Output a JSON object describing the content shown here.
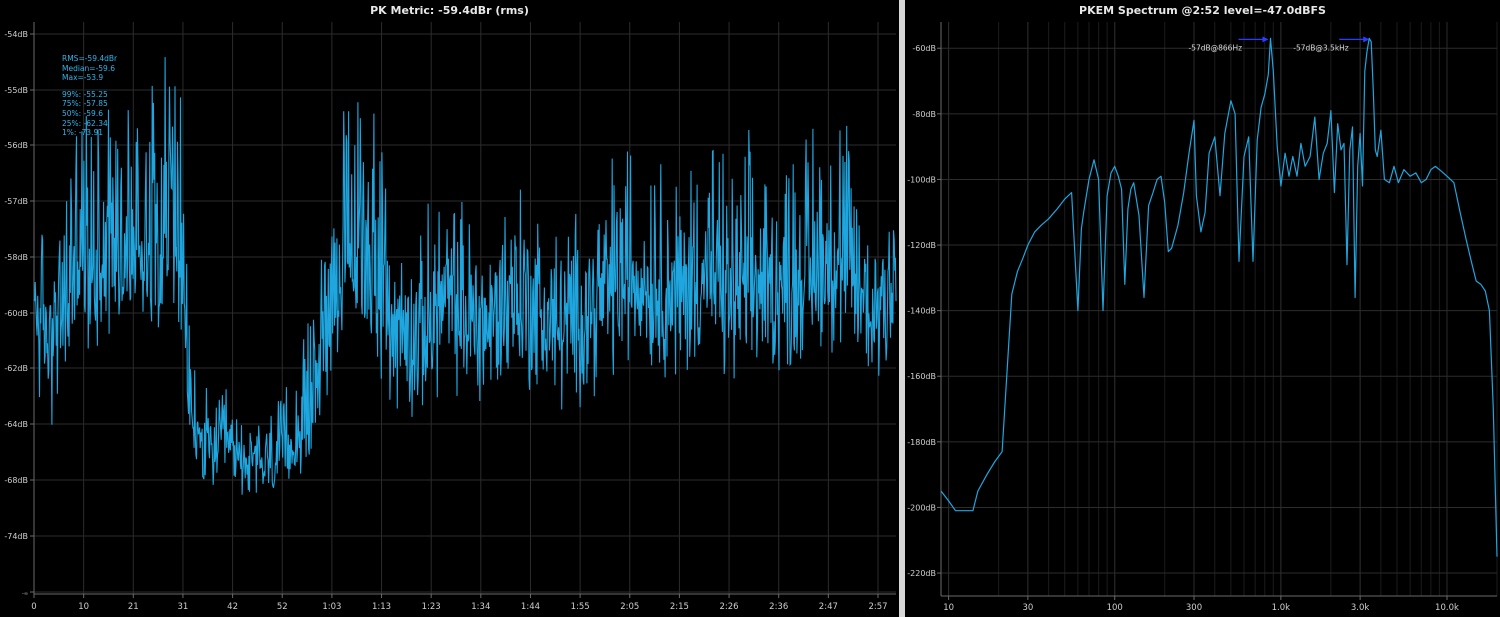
{
  "chart_data": [
    {
      "type": "line",
      "title": "PK Metric: -59.4dBr (rms)",
      "ytick_labels": [
        "-54dB",
        "-55dB",
        "-56dB",
        "-57dB",
        "-58dB",
        "-60dB",
        "-62dB",
        "-64dB",
        "-68dB",
        "-74dB",
        "-∞"
      ],
      "xtick_labels": [
        "0",
        "10",
        "21",
        "31",
        "42",
        "52",
        "1:03",
        "1:13",
        "1:23",
        "1:34",
        "1:44",
        "1:55",
        "2:05",
        "2:15",
        "2:26",
        "2:36",
        "2:47",
        "2:57"
      ],
      "xlim_seconds": [
        0,
        180
      ],
      "grid": true,
      "stats": {
        "rms": "RMS=-59.4dBr",
        "median": "Median=-59.6",
        "max": "Max=-53.9",
        "p99": "99%: -55.25",
        "p75": "75%: -57.85",
        "p50": "50%: -59.6",
        "p25": "25%: -62.34",
        "p1": "1%: -73.91"
      },
      "series_color": "#1fa6df",
      "envelope_seconds": [
        0,
        3,
        6,
        9,
        12,
        15,
        20,
        25,
        30,
        33,
        36,
        40,
        45,
        50,
        55,
        58,
        62,
        66,
        70,
        75,
        80,
        85,
        90,
        95,
        100,
        105,
        110,
        115,
        120,
        125,
        130,
        135,
        140,
        145,
        150,
        155,
        160,
        165,
        170,
        175,
        180
      ],
      "envelope_db_center": [
        -59.5,
        -61,
        -60,
        -58,
        -58.5,
        -57.5,
        -58,
        -57.3,
        -57,
        -64,
        -66,
        -65.5,
        -67,
        -66.5,
        -65,
        -63,
        -59,
        -58.2,
        -57.8,
        -60.5,
        -61,
        -59.5,
        -60,
        -60.5,
        -59.2,
        -60,
        -60.5,
        -60,
        -59.2,
        -58.7,
        -59,
        -59.5,
        -58.5,
        -59.5,
        -59,
        -59.2,
        -58.8,
        -58.2,
        -58.5,
        -60,
        -58.5
      ]
    },
    {
      "type": "line",
      "title": "PKEM Spectrum @2:52 level=-47.0dBFS",
      "x_scale": "log",
      "xlim_hz": [
        9,
        20000
      ],
      "ylim": [
        -227,
        -52
      ],
      "grid": true,
      "ytick_labels": [
        "-60dB",
        "-80dB",
        "-100dB",
        "-120dB",
        "-140dB",
        "-160dB",
        "-180dB",
        "-200dB",
        "-220dB"
      ],
      "ytick_values": [
        -60,
        -80,
        -100,
        -120,
        -140,
        -160,
        -180,
        -200,
        -220
      ],
      "xtick_labels": [
        "10",
        "30",
        "100",
        "300",
        "1.0k",
        "3.0k",
        "10.0k"
      ],
      "xtick_values": [
        10,
        30,
        100,
        300,
        1000,
        3000,
        10000
      ],
      "annotations": [
        {
          "text": "-57dB@866Hz",
          "x_hz": 866,
          "y_db": -57
        },
        {
          "text": "-57dB@3.5kHz",
          "x_hz": 3500,
          "y_db": -57
        }
      ],
      "series_color": "#1fa6df",
      "x_hz": [
        9,
        10,
        11,
        12,
        13,
        14,
        15,
        17,
        19,
        21,
        24,
        26,
        28,
        30,
        33,
        36,
        40,
        45,
        50,
        55,
        60,
        63,
        65,
        67,
        70,
        75,
        80,
        85,
        90,
        95,
        100,
        105,
        110,
        115,
        120,
        125,
        130,
        140,
        150,
        160,
        170,
        180,
        190,
        200,
        210,
        220,
        240,
        260,
        280,
        300,
        310,
        330,
        350,
        370,
        400,
        430,
        460,
        500,
        530,
        560,
        600,
        640,
        680,
        720,
        760,
        800,
        840,
        866,
        900,
        950,
        1000,
        1060,
        1120,
        1180,
        1250,
        1320,
        1400,
        1500,
        1600,
        1700,
        1800,
        1900,
        2000,
        2100,
        2200,
        2300,
        2400,
        2500,
        2600,
        2700,
        2800,
        2900,
        3000,
        3100,
        3200,
        3300,
        3400,
        3500,
        3600,
        3700,
        3800,
        4000,
        4200,
        4500,
        4800,
        5100,
        5500,
        6000,
        6500,
        7000,
        7500,
        8000,
        8500,
        9000,
        10000,
        11000,
        12000,
        13000,
        14000,
        15000,
        16000,
        17000,
        18000,
        19000,
        20000
      ],
      "y_db": [
        -195,
        -198,
        -201,
        -201,
        -201,
        -201,
        -195,
        -190,
        -186,
        -183,
        -135,
        -128,
        -124,
        -120,
        -116,
        -114,
        -112,
        -109,
        -106,
        -104,
        -140,
        -115,
        -110,
        -106,
        -100,
        -94,
        -100,
        -140,
        -105,
        -98,
        -96,
        -99,
        -103,
        -132,
        -109,
        -103,
        -101,
        -111,
        -136,
        -108,
        -104,
        -100,
        -99,
        -107,
        -122,
        -121,
        -114,
        -104,
        -92,
        -82,
        -105,
        -116,
        -110,
        -92,
        -87,
        -105,
        -86,
        -76,
        -80,
        -125,
        -93,
        -87,
        -125,
        -88,
        -78,
        -74,
        -68,
        -57,
        -67,
        -90,
        -102,
        -92,
        -99,
        -93,
        -99,
        -89,
        -96,
        -93,
        -81,
        -100,
        -92,
        -89,
        -79,
        -104,
        -83,
        -91,
        -89,
        -126,
        -91,
        -84,
        -136,
        -96,
        -86,
        -102,
        -67,
        -61,
        -57,
        -58,
        -73,
        -91,
        -93,
        -85,
        -100,
        -101,
        -96,
        -101,
        -97,
        -99,
        -98,
        -101,
        -100,
        -97,
        -96,
        -97,
        -99,
        -101,
        -110,
        -118,
        -125,
        -131,
        -132,
        -134,
        -140,
        -170,
        -215
      ]
    }
  ]
}
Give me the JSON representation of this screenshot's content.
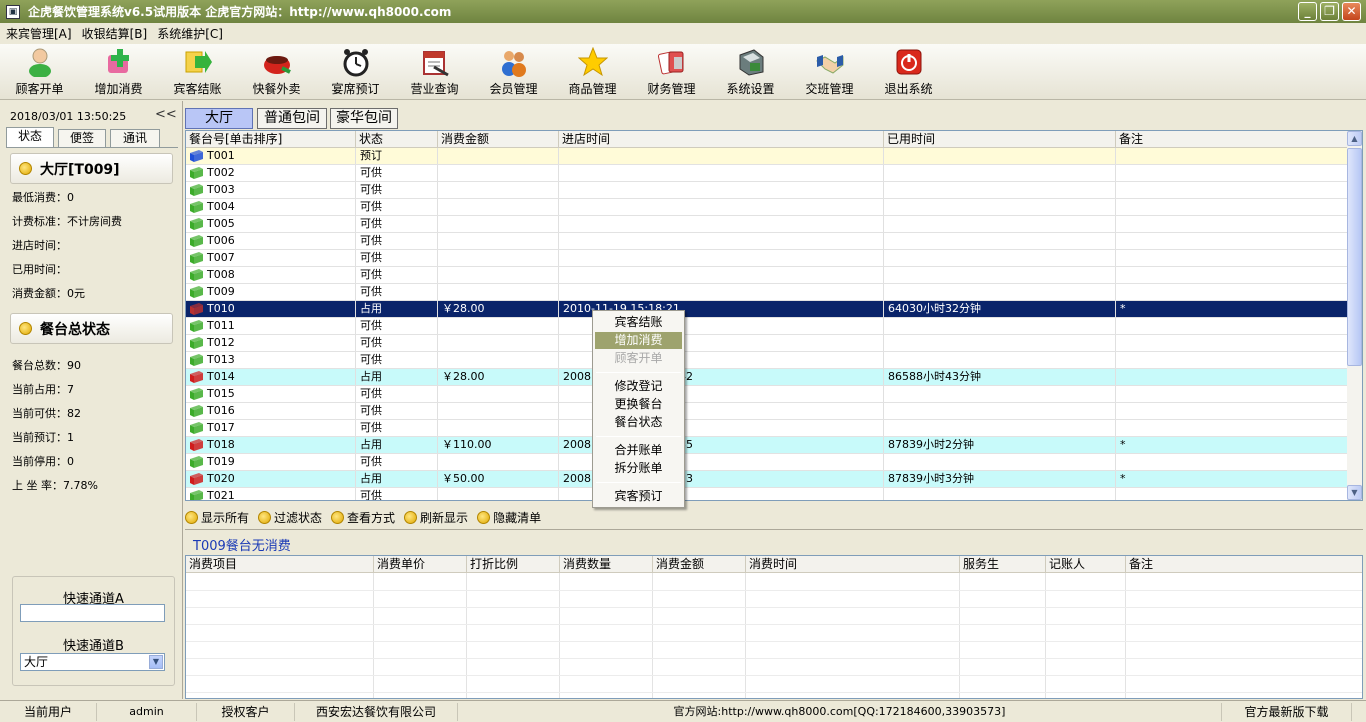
{
  "window": {
    "title": "企虎餐饮管理系统v6.5试用版本  企虎官方网站：http://www.qh8000.com",
    "minimize": "_",
    "restore": "❐",
    "close": "✕"
  },
  "menu": [
    "来宾管理[A]",
    "收银结算[B]",
    "系统维护[C]"
  ],
  "toolbar": [
    {
      "label": "顾客开单",
      "icon": "person-icon"
    },
    {
      "label": "增加消费",
      "icon": "add-cross-icon"
    },
    {
      "label": "宾客结账",
      "icon": "arrow-right-icon"
    },
    {
      "label": "快餐外卖",
      "icon": "takeout-bowl-icon"
    },
    {
      "label": "宴席预订",
      "icon": "alarm-clock-icon"
    },
    {
      "label": "营业查询",
      "icon": "calendar-search-icon"
    },
    {
      "label": "会员管理",
      "icon": "members-icon"
    },
    {
      "label": "商品管理",
      "icon": "star-icon"
    },
    {
      "label": "财务管理",
      "icon": "cards-icon"
    },
    {
      "label": "系统设置",
      "icon": "settings-box-icon"
    },
    {
      "label": "交班管理",
      "icon": "handshake-icon"
    },
    {
      "label": "退出系统",
      "icon": "power-icon"
    }
  ],
  "left": {
    "clock": "2018/03/01  13:50:25",
    "collapse": "<<",
    "tabs": [
      "状态",
      "便签",
      "通讯"
    ],
    "table_section_title": "大厅[T009]",
    "table_info": [
      {
        "label": "最低消费：",
        "value": "0"
      },
      {
        "label": "计费标准：",
        "value": "不计房间费"
      },
      {
        "label": "进店时间：",
        "value": ""
      },
      {
        "label": "已用时间：",
        "value": ""
      },
      {
        "label": "消费金额：",
        "value": "0元"
      }
    ],
    "summary_section_title": "餐台总状态",
    "summary": [
      {
        "label": "餐台总数：",
        "value": "90"
      },
      {
        "label": "当前占用：",
        "value": "7"
      },
      {
        "label": "当前可供：",
        "value": "82"
      },
      {
        "label": "当前预订：",
        "value": "1"
      },
      {
        "label": "当前停用：",
        "value": "0"
      },
      {
        "label": "上 坐 率：",
        "value": "7.78%"
      }
    ],
    "quick_a_label": "快速通道A",
    "quick_a_value": "",
    "quick_b_label": "快速通道B",
    "quick_b_value": "大厅"
  },
  "main_tabs": [
    "大厅",
    "普通包间",
    "豪华包间"
  ],
  "table": {
    "headers": [
      "餐台号[单击排序]",
      "状态",
      "消费金额",
      "进店时间",
      "已用时间",
      "备注"
    ],
    "rows": [
      {
        "id": "T001",
        "status": "预订",
        "amount": "",
        "time_in": "",
        "elapsed": "",
        "note": "",
        "kind": "reserved",
        "flag": "#1f4fd8"
      },
      {
        "id": "T002",
        "status": "可供",
        "amount": "",
        "time_in": "",
        "elapsed": "",
        "note": "",
        "kind": "free",
        "flag": "#3cab2a"
      },
      {
        "id": "T003",
        "status": "可供",
        "amount": "",
        "time_in": "",
        "elapsed": "",
        "note": "",
        "kind": "free",
        "flag": "#3cab2a"
      },
      {
        "id": "T004",
        "status": "可供",
        "amount": "",
        "time_in": "",
        "elapsed": "",
        "note": "",
        "kind": "free",
        "flag": "#3cab2a"
      },
      {
        "id": "T005",
        "status": "可供",
        "amount": "",
        "time_in": "",
        "elapsed": "",
        "note": "",
        "kind": "free",
        "flag": "#3cab2a"
      },
      {
        "id": "T006",
        "status": "可供",
        "amount": "",
        "time_in": "",
        "elapsed": "",
        "note": "",
        "kind": "free",
        "flag": "#3cab2a"
      },
      {
        "id": "T007",
        "status": "可供",
        "amount": "",
        "time_in": "",
        "elapsed": "",
        "note": "",
        "kind": "free",
        "flag": "#3cab2a"
      },
      {
        "id": "T008",
        "status": "可供",
        "amount": "",
        "time_in": "",
        "elapsed": "",
        "note": "",
        "kind": "free",
        "flag": "#3cab2a"
      },
      {
        "id": "T009",
        "status": "可供",
        "amount": "",
        "time_in": "",
        "elapsed": "",
        "note": "",
        "kind": "free",
        "flag": "#3cab2a"
      },
      {
        "id": "T010",
        "status": "占用",
        "amount": "￥28.00",
        "time_in": "2010-11-19 15:18:21",
        "elapsed": "64030小时32分钟",
        "note": "*",
        "kind": "selected",
        "flag": "#b83030"
      },
      {
        "id": "T011",
        "status": "可供",
        "amount": "",
        "time_in": "",
        "elapsed": "",
        "note": "",
        "kind": "free",
        "flag": "#3cab2a"
      },
      {
        "id": "T012",
        "status": "可供",
        "amount": "",
        "time_in": "",
        "elapsed": "",
        "note": "",
        "kind": "free",
        "flag": "#3cab2a"
      },
      {
        "id": "T013",
        "status": "可供",
        "amount": "",
        "time_in": "",
        "elapsed": "",
        "note": "",
        "kind": "free",
        "flag": "#3cab2a"
      },
      {
        "id": "T014",
        "status": "占用",
        "amount": "￥28.00",
        "time_in": "2008",
        "time_in_tail": "42",
        "elapsed": "86588小时43分钟",
        "note": "",
        "kind": "occupied",
        "flag": "#d01c1c"
      },
      {
        "id": "T015",
        "status": "可供",
        "amount": "",
        "time_in": "",
        "elapsed": "",
        "note": "",
        "kind": "free",
        "flag": "#3cab2a"
      },
      {
        "id": "T016",
        "status": "可供",
        "amount": "",
        "time_in": "",
        "elapsed": "",
        "note": "",
        "kind": "free",
        "flag": "#3cab2a"
      },
      {
        "id": "T017",
        "status": "可供",
        "amount": "",
        "time_in": "",
        "elapsed": "",
        "note": "",
        "kind": "free",
        "flag": "#3cab2a"
      },
      {
        "id": "T018",
        "status": "占用",
        "amount": "￥110.00",
        "time_in": "2008",
        "time_in_tail": "35",
        "elapsed": "87839小时2分钟",
        "note": "*",
        "kind": "occupied",
        "flag": "#d01c1c"
      },
      {
        "id": "T019",
        "status": "可供",
        "amount": "",
        "time_in": "",
        "elapsed": "",
        "note": "",
        "kind": "free",
        "flag": "#3cab2a"
      },
      {
        "id": "T020",
        "status": "占用",
        "amount": "￥50.00",
        "time_in": "2008",
        "time_in_tail": "53",
        "elapsed": "87839小时3分钟",
        "note": "*",
        "kind": "occupied",
        "flag": "#d01c1c"
      },
      {
        "id": "T021",
        "status": "可供",
        "amount": "",
        "time_in": "",
        "elapsed": "",
        "note": "",
        "kind": "free",
        "flag": "#3cab2a"
      }
    ]
  },
  "actions": [
    "显示所有",
    "过滤状态",
    "查看方式",
    "刷新显示",
    "隐藏清单"
  ],
  "detail_title": "T009餐台无消费",
  "detail_headers": [
    "消费项目",
    "消费单价",
    "打折比例",
    "消费数量",
    "消费金额",
    "消费时间",
    "服务生",
    "记账人",
    "备注"
  ],
  "context_menu": {
    "items": [
      "宾客结账",
      "增加消费",
      "顾客开单",
      "修改登记",
      "更换餐台",
      "餐台状态",
      "合并账单",
      "拆分账单",
      "宾客预订"
    ],
    "highlighted": "增加消费",
    "disabled": "顾客开单"
  },
  "statusbar": {
    "user_label": "当前用户",
    "user": "admin",
    "client_label": "授权客户",
    "client": "西安宏达餐饮有限公司",
    "website": "官方网站:http://www.qh8000.com[QQ:172184600,33903573]",
    "download": "官方最新版下载"
  }
}
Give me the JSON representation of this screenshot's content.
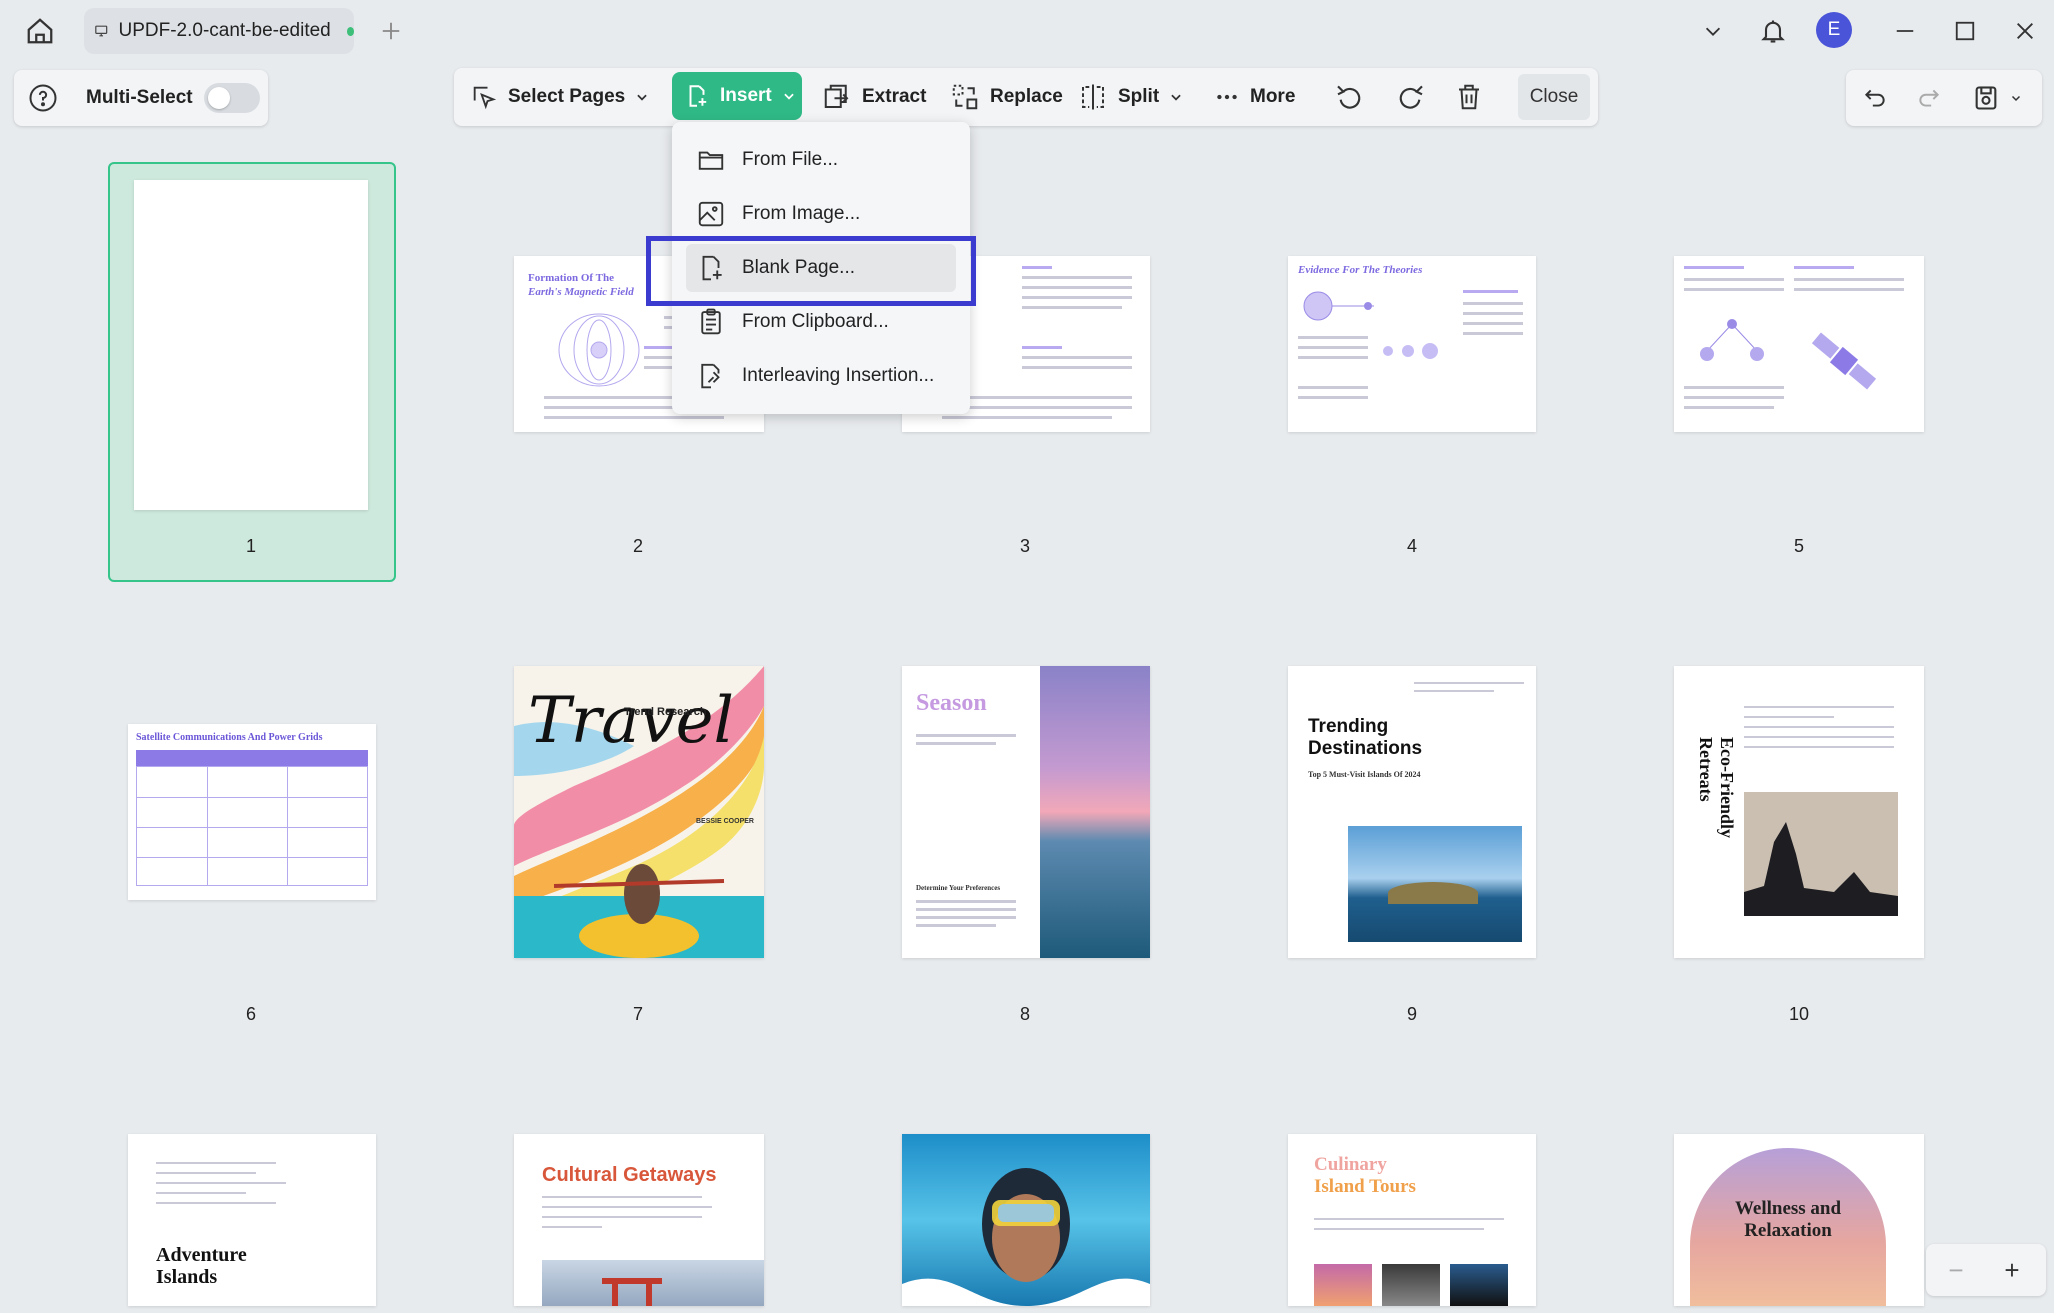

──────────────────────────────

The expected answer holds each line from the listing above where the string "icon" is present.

      "icon": "person-icon"
      "icon": "add-cross-icon"
      "icon": "arrow-right-icon"
      "icon": "takeout-bowl-icon"
      "icon": "alarm-clock-icon"
      "icon": "calendar-search-icon"
      "icon": "members-icon"
      "icon": "star-icon"
      "icon": "cards-icon"
      "icon": "settings-box-icon"
      "icon": "handshake-icon"
      "icon": "power-icon"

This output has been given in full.